## EXERCISE PROMPT:
The answer should be each line from the entries below that has the word "this" in it.

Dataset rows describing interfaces
- - -

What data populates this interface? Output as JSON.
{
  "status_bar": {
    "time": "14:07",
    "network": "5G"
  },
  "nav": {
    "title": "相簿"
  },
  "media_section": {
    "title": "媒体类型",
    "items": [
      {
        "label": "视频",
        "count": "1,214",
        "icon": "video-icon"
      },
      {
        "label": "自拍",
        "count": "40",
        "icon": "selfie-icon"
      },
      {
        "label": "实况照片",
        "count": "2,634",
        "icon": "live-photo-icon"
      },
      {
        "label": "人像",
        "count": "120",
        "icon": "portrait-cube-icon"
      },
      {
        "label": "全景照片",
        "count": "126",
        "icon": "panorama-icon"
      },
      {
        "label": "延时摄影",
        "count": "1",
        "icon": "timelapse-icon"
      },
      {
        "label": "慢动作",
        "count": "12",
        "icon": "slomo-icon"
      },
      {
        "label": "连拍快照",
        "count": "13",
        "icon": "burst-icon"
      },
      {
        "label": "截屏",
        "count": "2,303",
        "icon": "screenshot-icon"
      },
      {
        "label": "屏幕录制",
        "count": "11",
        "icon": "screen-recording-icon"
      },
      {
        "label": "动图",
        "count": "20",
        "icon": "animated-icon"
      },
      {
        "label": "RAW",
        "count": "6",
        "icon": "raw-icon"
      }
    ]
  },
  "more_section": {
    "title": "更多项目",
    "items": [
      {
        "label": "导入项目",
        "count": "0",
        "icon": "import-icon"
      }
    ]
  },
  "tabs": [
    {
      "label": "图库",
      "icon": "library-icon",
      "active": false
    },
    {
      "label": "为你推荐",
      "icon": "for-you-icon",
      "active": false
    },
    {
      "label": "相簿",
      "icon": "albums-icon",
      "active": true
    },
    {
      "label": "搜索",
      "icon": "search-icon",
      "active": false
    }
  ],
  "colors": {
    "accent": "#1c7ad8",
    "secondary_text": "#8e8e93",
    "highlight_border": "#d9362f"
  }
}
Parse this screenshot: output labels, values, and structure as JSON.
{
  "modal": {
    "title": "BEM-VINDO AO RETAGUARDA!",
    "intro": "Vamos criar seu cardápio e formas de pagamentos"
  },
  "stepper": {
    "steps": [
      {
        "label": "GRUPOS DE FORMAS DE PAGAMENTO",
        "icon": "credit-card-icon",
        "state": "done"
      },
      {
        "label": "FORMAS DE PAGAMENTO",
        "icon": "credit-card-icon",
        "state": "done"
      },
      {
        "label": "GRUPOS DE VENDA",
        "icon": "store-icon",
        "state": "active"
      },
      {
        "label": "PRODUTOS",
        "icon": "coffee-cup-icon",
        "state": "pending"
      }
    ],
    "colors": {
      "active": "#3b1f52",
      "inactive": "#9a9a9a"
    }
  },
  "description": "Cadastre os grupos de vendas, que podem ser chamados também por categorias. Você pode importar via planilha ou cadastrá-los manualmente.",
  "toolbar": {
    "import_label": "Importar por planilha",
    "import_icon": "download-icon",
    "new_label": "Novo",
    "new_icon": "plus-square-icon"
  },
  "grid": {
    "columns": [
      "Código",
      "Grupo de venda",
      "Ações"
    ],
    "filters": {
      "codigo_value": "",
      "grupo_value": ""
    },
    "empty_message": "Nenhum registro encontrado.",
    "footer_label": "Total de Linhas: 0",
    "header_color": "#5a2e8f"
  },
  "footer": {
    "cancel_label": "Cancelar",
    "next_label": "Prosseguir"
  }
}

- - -

## ANSWER TO THE PROBLEM:
What data populates this interface? Output as JSON.
Parse this screenshot: output labels, values, and structure as JSON.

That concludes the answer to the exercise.